How an Electric Motor Works

An electric motor can be described as an electronic motor, which converts electrical power into mechanical energy through the application of electric and magnetic forces. Most electric motors work by the friction-free interaction of two or more magnets, either on a pole or a flat plate, with an alternating current in a wire coil to create force in the form of mechanical torque applied to the shaft of the motor.

A typical electric motor consists of three main components: the induction coil, the magnet or a magnet motor and the wire. All of these components are electrically conductive and their combined force creates a torque which is directed by a shaft at an induced velocity into another metal shaft or a magnetic pole. The electrical power is used to create the torque needed to drive the power inverter or generator which converts it into usable mechanical energy.

When an electric motor has been started, the first thing that happens is that a DC power inverter turns off the power to the primary winding of the power inverter. Then, the magnet motor (the part that produces the torque) is turned on. As the magnet motor begins to turn, the force created by the magnetic force of the primary winding and the alternating current is converted into mechanical force and applied to the second pole of the magnet motor. This second pole is designed to then drive another magnet motor which produces another torque and so on.
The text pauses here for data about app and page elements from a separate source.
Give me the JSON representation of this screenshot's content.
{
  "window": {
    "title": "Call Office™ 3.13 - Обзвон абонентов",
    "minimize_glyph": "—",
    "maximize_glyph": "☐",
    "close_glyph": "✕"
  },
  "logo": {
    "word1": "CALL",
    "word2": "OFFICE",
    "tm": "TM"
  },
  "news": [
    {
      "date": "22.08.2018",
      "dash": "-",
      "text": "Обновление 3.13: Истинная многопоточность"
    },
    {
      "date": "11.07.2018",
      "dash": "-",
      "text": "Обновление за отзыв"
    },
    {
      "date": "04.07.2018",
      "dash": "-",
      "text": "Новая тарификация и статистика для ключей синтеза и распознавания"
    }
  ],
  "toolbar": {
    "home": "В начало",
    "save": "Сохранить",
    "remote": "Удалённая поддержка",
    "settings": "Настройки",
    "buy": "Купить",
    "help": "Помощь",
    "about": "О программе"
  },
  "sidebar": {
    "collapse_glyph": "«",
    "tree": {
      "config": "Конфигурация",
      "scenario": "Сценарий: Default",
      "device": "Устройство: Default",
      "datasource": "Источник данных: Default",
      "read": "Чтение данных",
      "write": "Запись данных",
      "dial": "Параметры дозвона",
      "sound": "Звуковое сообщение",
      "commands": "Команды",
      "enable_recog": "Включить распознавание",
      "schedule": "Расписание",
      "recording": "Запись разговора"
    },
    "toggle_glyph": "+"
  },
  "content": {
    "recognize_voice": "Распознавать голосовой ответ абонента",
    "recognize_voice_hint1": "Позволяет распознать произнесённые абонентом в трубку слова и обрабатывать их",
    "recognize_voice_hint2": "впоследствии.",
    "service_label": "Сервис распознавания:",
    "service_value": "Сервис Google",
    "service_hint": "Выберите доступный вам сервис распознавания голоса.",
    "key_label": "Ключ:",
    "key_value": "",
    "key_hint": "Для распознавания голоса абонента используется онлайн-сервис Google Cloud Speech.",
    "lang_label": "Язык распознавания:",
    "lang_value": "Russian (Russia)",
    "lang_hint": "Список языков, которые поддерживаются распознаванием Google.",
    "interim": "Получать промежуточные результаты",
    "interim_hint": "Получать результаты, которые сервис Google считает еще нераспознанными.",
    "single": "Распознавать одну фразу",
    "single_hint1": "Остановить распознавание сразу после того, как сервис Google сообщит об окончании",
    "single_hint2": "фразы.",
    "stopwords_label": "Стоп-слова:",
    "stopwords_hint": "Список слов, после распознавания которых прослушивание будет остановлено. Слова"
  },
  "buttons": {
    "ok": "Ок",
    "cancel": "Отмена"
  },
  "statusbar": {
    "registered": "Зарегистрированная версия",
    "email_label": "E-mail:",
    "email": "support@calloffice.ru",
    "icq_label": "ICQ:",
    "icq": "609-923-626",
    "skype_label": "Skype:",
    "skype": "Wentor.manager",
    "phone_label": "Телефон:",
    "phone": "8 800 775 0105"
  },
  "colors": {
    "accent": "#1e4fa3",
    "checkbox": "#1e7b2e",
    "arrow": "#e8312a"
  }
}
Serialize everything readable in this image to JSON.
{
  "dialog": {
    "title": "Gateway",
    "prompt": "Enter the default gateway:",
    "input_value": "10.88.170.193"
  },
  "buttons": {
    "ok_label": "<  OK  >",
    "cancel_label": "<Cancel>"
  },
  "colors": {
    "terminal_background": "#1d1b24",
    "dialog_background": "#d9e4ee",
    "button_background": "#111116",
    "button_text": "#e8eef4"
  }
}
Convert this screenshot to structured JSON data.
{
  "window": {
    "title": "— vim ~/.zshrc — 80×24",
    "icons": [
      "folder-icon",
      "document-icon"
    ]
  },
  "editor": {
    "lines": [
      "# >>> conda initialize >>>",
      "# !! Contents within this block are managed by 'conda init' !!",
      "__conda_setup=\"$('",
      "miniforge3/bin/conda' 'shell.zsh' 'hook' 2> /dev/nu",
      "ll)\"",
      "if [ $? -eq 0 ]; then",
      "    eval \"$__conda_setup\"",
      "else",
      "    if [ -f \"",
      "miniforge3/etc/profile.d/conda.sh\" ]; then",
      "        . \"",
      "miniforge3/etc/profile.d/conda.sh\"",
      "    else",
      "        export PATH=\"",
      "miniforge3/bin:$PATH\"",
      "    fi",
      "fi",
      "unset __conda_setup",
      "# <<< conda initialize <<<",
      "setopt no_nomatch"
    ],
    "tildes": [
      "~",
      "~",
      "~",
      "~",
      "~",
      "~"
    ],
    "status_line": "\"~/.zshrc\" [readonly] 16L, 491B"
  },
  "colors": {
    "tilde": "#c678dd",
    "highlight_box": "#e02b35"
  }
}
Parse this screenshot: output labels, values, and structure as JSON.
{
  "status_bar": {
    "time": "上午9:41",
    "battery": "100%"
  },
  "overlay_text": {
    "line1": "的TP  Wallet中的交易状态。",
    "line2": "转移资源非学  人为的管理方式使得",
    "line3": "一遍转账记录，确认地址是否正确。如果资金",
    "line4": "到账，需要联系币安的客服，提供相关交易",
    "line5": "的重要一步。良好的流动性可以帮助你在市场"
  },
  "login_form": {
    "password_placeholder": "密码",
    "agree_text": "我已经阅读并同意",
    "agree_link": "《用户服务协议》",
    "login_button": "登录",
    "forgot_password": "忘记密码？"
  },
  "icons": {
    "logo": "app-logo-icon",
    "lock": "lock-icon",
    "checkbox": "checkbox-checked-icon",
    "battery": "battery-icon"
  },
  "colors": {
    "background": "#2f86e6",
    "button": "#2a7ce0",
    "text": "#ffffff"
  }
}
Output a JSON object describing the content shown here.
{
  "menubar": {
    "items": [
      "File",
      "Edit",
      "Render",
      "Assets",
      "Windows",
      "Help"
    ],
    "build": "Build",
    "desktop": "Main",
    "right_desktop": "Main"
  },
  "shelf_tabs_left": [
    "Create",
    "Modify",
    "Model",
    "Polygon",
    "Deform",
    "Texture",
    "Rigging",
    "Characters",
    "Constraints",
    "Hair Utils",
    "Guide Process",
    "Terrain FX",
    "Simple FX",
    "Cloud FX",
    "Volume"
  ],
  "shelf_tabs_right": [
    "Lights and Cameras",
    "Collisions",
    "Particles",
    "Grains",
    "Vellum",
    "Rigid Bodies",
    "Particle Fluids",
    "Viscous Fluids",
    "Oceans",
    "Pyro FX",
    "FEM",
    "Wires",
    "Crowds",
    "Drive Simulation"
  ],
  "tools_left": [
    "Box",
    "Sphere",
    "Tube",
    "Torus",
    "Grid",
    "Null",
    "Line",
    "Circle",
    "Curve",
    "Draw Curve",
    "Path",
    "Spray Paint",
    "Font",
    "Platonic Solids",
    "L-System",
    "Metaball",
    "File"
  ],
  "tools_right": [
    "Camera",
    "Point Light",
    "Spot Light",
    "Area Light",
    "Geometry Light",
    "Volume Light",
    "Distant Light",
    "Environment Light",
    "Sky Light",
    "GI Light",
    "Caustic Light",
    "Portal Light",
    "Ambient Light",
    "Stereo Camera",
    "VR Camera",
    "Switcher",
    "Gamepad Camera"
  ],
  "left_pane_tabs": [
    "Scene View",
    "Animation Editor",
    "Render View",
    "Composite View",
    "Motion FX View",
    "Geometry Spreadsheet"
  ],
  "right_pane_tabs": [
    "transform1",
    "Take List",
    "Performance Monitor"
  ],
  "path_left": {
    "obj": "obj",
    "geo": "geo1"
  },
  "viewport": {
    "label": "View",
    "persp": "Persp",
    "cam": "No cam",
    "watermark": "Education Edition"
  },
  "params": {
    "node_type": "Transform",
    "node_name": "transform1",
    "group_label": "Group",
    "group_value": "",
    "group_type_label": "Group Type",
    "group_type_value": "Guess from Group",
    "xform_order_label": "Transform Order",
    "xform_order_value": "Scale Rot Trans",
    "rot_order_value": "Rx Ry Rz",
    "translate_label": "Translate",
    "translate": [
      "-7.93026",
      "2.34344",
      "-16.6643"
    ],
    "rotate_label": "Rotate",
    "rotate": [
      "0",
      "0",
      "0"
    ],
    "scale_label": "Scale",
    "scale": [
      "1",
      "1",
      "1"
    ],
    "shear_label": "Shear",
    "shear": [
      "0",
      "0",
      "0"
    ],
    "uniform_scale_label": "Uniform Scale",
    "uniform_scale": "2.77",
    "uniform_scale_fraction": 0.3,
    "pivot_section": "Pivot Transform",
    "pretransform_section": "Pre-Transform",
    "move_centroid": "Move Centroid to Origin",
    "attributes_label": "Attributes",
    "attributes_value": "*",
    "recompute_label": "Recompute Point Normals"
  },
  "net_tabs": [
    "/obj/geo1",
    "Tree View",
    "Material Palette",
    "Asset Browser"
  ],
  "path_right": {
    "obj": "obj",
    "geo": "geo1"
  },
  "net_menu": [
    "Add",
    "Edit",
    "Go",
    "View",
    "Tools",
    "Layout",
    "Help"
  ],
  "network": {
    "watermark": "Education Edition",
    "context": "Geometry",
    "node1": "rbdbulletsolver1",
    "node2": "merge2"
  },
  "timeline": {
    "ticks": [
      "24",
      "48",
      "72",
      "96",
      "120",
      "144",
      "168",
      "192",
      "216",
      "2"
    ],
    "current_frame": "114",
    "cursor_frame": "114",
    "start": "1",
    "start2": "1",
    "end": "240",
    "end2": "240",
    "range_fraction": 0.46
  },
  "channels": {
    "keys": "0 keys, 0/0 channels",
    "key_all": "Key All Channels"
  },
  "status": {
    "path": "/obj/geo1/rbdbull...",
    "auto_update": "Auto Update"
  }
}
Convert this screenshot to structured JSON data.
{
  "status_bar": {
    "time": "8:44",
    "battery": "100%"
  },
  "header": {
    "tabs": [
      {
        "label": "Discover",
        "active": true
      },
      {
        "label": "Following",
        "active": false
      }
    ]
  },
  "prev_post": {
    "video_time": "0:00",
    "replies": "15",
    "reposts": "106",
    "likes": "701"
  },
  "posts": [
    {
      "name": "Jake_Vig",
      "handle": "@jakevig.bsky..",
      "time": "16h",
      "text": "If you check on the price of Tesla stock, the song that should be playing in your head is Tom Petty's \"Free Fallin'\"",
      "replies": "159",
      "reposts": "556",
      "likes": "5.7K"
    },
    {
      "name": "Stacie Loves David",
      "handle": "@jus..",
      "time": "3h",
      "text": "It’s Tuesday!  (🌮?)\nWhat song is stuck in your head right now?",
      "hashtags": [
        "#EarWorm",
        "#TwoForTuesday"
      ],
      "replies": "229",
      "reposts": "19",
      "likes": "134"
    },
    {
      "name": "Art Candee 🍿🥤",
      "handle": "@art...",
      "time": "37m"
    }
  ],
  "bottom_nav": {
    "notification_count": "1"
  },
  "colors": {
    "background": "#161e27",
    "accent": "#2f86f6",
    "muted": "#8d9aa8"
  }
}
Once all of the magnets and the power inverter are turned on, the third component that drives the motor is then switched on. As the third component starts to run, the power inverter will switch the power to the first and second winding of the power inverter. Again, this is done in a stepwise manner in order to avoid any unnecessary switching. At the same time, the power inverter will switch the power to the third winding. Once all three components are switched on, the third winding is driven to produce a torque which is then directed to the first or second pole.

The process continues in this way until there are three or more motor components, each with its own rotor shaft, operating together. A three-phase alternating current is then used to provide more force, which is converted into mechanical force by means of a four-wheel drive. {or five-wheel drive. When a full rotation is made by the fifth wheel, it is transmitted via a fifth gear to the power inverter.

The voltage applied to the inverter is determined in accordance with the voltage requirement of the motor as it needs to have the same voltage requirements to provide enough current. {if it is to drive the motor. It is also important that the inverter has the capacity to charge and release the alternator when the alternator cannot supply enough power, as this will prevent damage to both parts.